Related Relevant Population Characteristics Indicators:
Related Health Care System Factors Indicators:
Risk FactorsDepression and substance use disorders were strongly associated with maternal mortality in Utah in 2015-2016. Nationally, Black women have a 3-4 times higher rate of pregnancy-related mortality than White women. Women aged 35 years or over are also at increased risk for pregnancy-related deaths. Women who received no prenatal care also had a higher risk of pregnancy-related mortality compared to those who received adequate prenatal care.
Related Risk Factors Indicators:
Graphical Data Views
Pregnancy-Related Mortality Ratio, Utah and U.S., 1999-2016
|Utah vs. U.S.||Year||Pregnancy-Related Deaths per 100,000 Live Births|
Record Count: 34
Data NotesWide fluctuations in Utah rates may be attributable to the small numbers involved. The Utah Perinatal Mortality Review Committee made a decision to count accidental drug-related and suicide deaths as pregnancy-related because mental health conditions may be aggravated during pregnancy and the postpartum year. This has led to an increase in the number of pregnancy-related deaths, and subsequently, the pregnancy-related mortality ratio from 2015 onward. Maternal death cases are identified in the following manner: all death certificates for women of childbearing years (ages 10-60) are identified. If the pregnancy checkbox is marked, there is a search for a linked fetal death and/or infant birth/death certificates within one year of the maternal death. Cases are carefully reviewed to help ensure accuracy. [[br]] [[br]] The U.S. data shown here is from the CDC Pregnancy Mortality Surveillance System (PMSS), which summarizes and analyzes maternal death certificates and matching fetal death/birth certificates from 52 reporting areas. CDC data for U.S. maternal mortality for 2015 and 2016 are not yet available. [https://www.cdc.gov/reproductivehealth/maternalinfanthealth/pregnancy-mortality-surveillance-system.htm] Widely quoted, higher estimates of U.S. maternal mortality were published in the Lancet in 2016. Global, regional, and national levels of maternal mortality, 1990-2015. Kassebaum, et al.,Lancet. 2016 Oct 8;388 (10053):1775-1812. [https://www.ncbi.nlm.nih.gov/pubmed/27733286]
- Office of Vital Records and Statistics, Utah Department of Health
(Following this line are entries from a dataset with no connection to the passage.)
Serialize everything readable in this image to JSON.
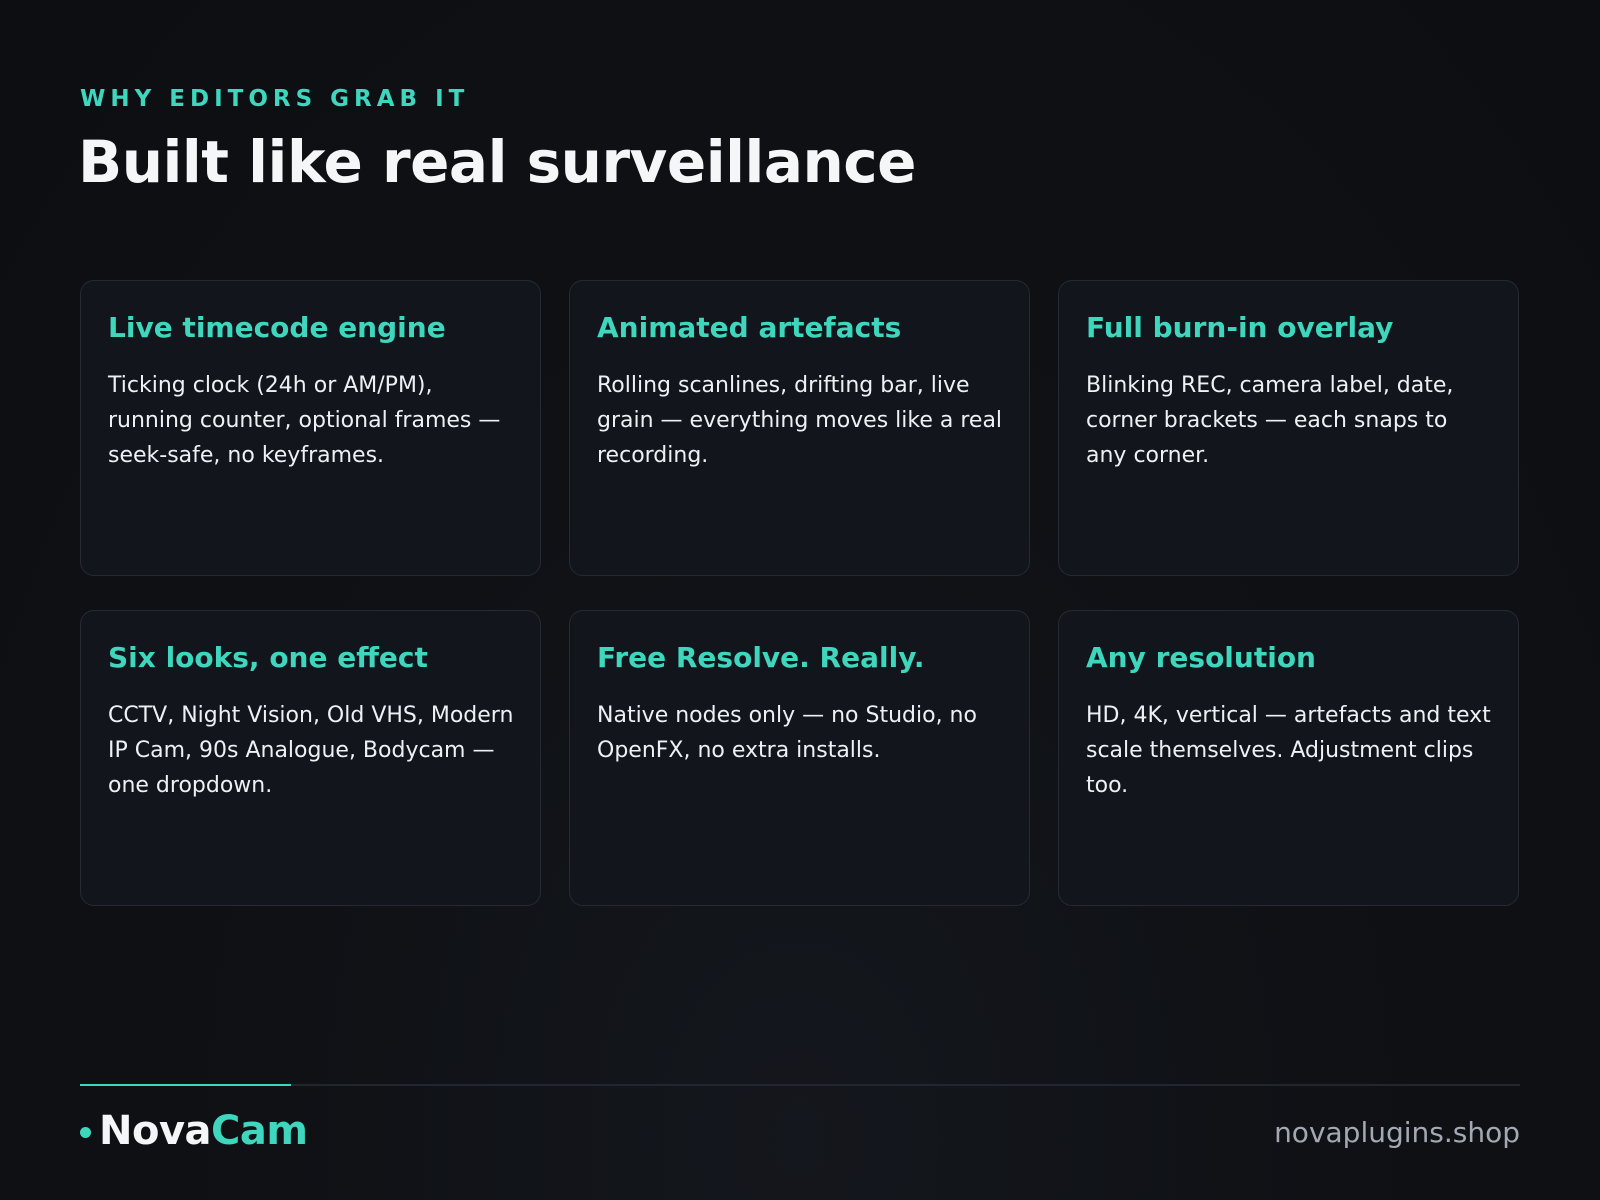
{
  "header": {
    "eyebrow": "WHY EDITORS GRAB IT",
    "title": "Built like real surveillance"
  },
  "features": [
    {
      "title": "Live timecode engine",
      "body": "Ticking clock (24h or AM/PM), running counter, optional frames — seek-safe, no keyframes."
    },
    {
      "title": "Animated artefacts",
      "body": "Rolling scanlines, drifting bar, live grain — everything moves like a real recording."
    },
    {
      "title": "Full burn-in overlay",
      "body": "Blinking REC, camera label, date, corner brackets — each snaps to any corner."
    },
    {
      "title": "Six looks, one effect",
      "body": "CCTV, Night Vision, Old VHS, Modern IP Cam, 90s Analogue, Bodycam — one dropdown."
    },
    {
      "title": "Free Resolve. Really.",
      "body": "Native nodes only — no Studio, no OpenFX, no extra installs."
    },
    {
      "title": "Any resolution",
      "body": "HD, 4K, vertical — artefacts and text scale themselves. Adjustment clips too."
    }
  ],
  "footer": {
    "brand_part1": "Nova",
    "brand_part2": "Cam",
    "url": "novaplugins.shop"
  },
  "colors": {
    "accent": "#3fd6be",
    "background": "#0f1115",
    "card": "#12151c",
    "text": "#f4f6f8",
    "muted": "#a3a8b2"
  }
}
- National Vital Statistics System, National Center for Health Statistics, U.S. Centers for Disease Control and Prevention
References and Community ResourcesCDC page on Pregnancy-Related Deaths.[[br]] [https://www.cdc.gov/reproductivehealth/maternalinfanthealth/pregnancy-relatedmortality.htm] Building U.S. Capacity to Review and Prevent Maternal deaths. Zaharatos, et al., Journal of Women's Health, Vol. 27, No. 1, 2018.[[br]] [https://www.acog.org/-/media/Departments/Government-Relations-and-Outreach/2018CLCMMRCCDC.pdf?dmc=1&ts=20180906T1829551048] Global, regional, and national levels of maternal mortality, 1990-2015. Kassebaum, et al.,Lancet. 2016 Oct 8;388 (10053):1775-1812. [[br]] [https://www.ncbi.nlm.nih.gov/pubmed/27733286]
More Resources and LinksEvidence-based community health improvement ideas and interventions may be found at the following sites:
- The Guide to Community Preventive Services
- Health Indicators Warehouse
- County Health Rankings
- Healthy People 2020 Website
Additional indicator data by state and county may be found on these Websites:
- Health Indicators Warehouse
- County Health Rankings
- Kaiser Family Foundation's StateHealthFacts.org
- CDC WONDER's DATA2010, the Healthy People 2010 Database.
Medical literature can be queried at the PubMed website.
For an on-line medical dictionary, click on this Dictionary link.
Page Content Updated On 08/27/2018, Published on 09/06/2018